U.S. Stocks Gain After Housing Data, Amid Deals

NEW YORK (MarketWatch) -- U.S. stocks were higher in quiet pre-holiday trade Friday, but were on track for weekly losses, as investors saw weaker-than-expected existing home sales as boosting chances that the Federal Reserve will cut interest rates, and welcomed deal news from the Nasdaq Stock Market and Coca-Cola Co.

"The housing data was a little bit disappointing," said Robert Pavlik, chief investment officer at Oaktree Asset Management. "But it adds to the argument that the Fed may step in and cut interest rates later this year."

Trading volumes also remained thin ahead of the three-day Memorial Day weekend.

The Dow Jones Industrial Average was up 55 points at 13,495, as 20 of its 30 components advanced, led by Honeywell Inc. , AT&T Inc. , Microsoft Corp. and Exxon Mobil Corp. .

For the week, however, the Dow was on track for a loss of 0.4%, after the market was rocked by concerns about Chinese stocks and the direction of U.S. interest rates.

"Investors still think stocks are the right place to be," said Joe Battipaglia of Ryan, Beck & Co., but "it looks like the market is getting very tired here," he told Marketwach.

Deal news has remained key to fueling the market's advance, as deals reduce the overall share count and lead investors to make bets on potential acquisition targets.

On Friday, Dow component Coca-Cola gained 1.2% after saying it's agreed to buy Energy Brands Inc., also known as Glaceau, for $4.1 billion. The acquisition will provide Coca-Cola with Energy Brands' enhanced water products, including the vitaminwater and smartwater brand.

The S&P 500 gained 7.5 points to 1,514, while the Nasdaq Composite rose 19.3 points to 2,557.

Nasdaq dropped 3.1%. It said it would pay $3.7 billion for OMX. The U.S. exchange has been under pressure to find a partner following its failed bid for the London Stock Exchange and after rival the New York Stock Exchange completed a deal to buy Euronext, creating NYSE Euronext .

There were 1 billion shares exchanging hands on the New York Stock Exchange and 1.3 billion trading on the Nasdaq stock market. Advancing issues outpaced decliners by 22 to 10 on the NYSE and by 18 to 11 on the Nasdaq.


Resales of U.S. homes fell 2.6% in April to a seasonally adjusted annualized rate of 5.99 million, the slowest pace in four years. Economists were expecting sales of about 6.11 million, according to a survey conducted by MarketWatch.

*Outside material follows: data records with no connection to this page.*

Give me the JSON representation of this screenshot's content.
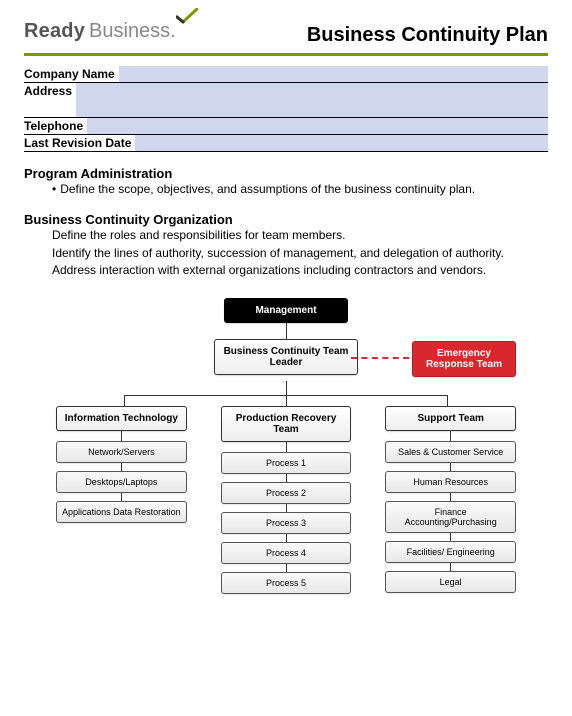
{
  "logo": {
    "ready": "Ready",
    "business": "Business."
  },
  "title": "Business Continuity Plan",
  "form": {
    "company_name_label": "Company Name",
    "address_label": "Address",
    "telephone_label": "Telephone",
    "last_revision_label": "Last Revision Date",
    "company_name": "",
    "address": "",
    "telephone": "",
    "last_revision": ""
  },
  "sections": {
    "admin_heading": "Program Administration",
    "admin_bullet": "Define the scope, objectives, and assumptions of the business continuity plan.",
    "org_heading": "Business Continuity Organization",
    "org_line1": "Define the roles and responsibilities for team members.",
    "org_line2": "Identify the lines of authority, succession of management, and delegation of authority.",
    "org_line3": "Address interaction with external organizations including contractors and vendors."
  },
  "org_chart": {
    "management": "Management",
    "leader": "Business Continuity Team Leader",
    "ert": "Emergency Response Team",
    "col1_head": "Information Technology",
    "col1_items": [
      "Network/Servers",
      "Desktops/Laptops",
      "Applications Data Restoration"
    ],
    "col2_head": "Production Recovery Team",
    "col2_items": [
      "Process 1",
      "Process 2",
      "Process 3",
      "Process 4",
      "Process 5"
    ],
    "col3_head": "Support Team",
    "col3_items": [
      "Sales & Customer Service",
      "Human Resources",
      "Finance Accounting/Purchasing",
      "Facilities/ Engineering",
      "Legal"
    ]
  }
}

Sales are down 10.7% since April 2006 and inventories of unsold homes have increased to 4.20 million, the largest supply in 15 years.

But investors were heartened by the possibility that the Fed may still step in to cut rates and boost the economy.

The market sold off on Thursday after news of an unexpected jump in new home sales sparked concerns about the direction of rates.

"You do want housing to turn around but you don't want to see it so strong that it brings back concerns about higher interest rates," said Oaktree's Pavlik.

Other markets

The dollar fell back against the euro after the housing data, but it rose against the yen after a report that North Korea had fired several short-range missiles into the Sea of Japan.

Gold futures advanced, along with oil, adding $3.30 to $656.60 an ounce.

Oil prices firmed, with the July light crude contract adding 64 cents to $64.82 a barrel in electronic trading. Oil recouped some of its prior-session losses, as concerns over supply disruptions in Nigeria served to boost energy prices.

Bonds came off lows after the weaker-than-expected housing data. The benchmark 10-year Treasury bond was down 2/32 at 97 7/32, yielding 4.857%.

Corporate news

Late Thursday, Gap Inc. posted a 26% decline in quarterly profit, hit by steep markdowns and a write-down related to store closures.

The New York Times reported that the Securities and Exchange ommission has started an inquiry into whether two Dow Chemical executives secretly tried to arrange a sale of the company.

Also on the regulatory front, Google Inc. is in focus after the European Commission wrote to the firm asking for information on the search engine's privacy policy. The Commission is concerned that Google keeps personal data for two years, according to a Dow Jones report.

Aeropostale late Thursday said first-quarter net income climbed 64% to $13.8 million, or 26 cents a share, from $8.36 million, or 15 cents a share, a year earlier. The New York clothing retailer said sales for the period ended May 5 grew 12% to $275.8 million.

Shares of Verigy were indicated up over 8% in the pre-open market after it swung to a profit of $22 million, or 36 cents a share.

Among companies due to report Friday, Agilysys is expected to report fourth-quarter earnings of 24 cents a share.

By Nick Godt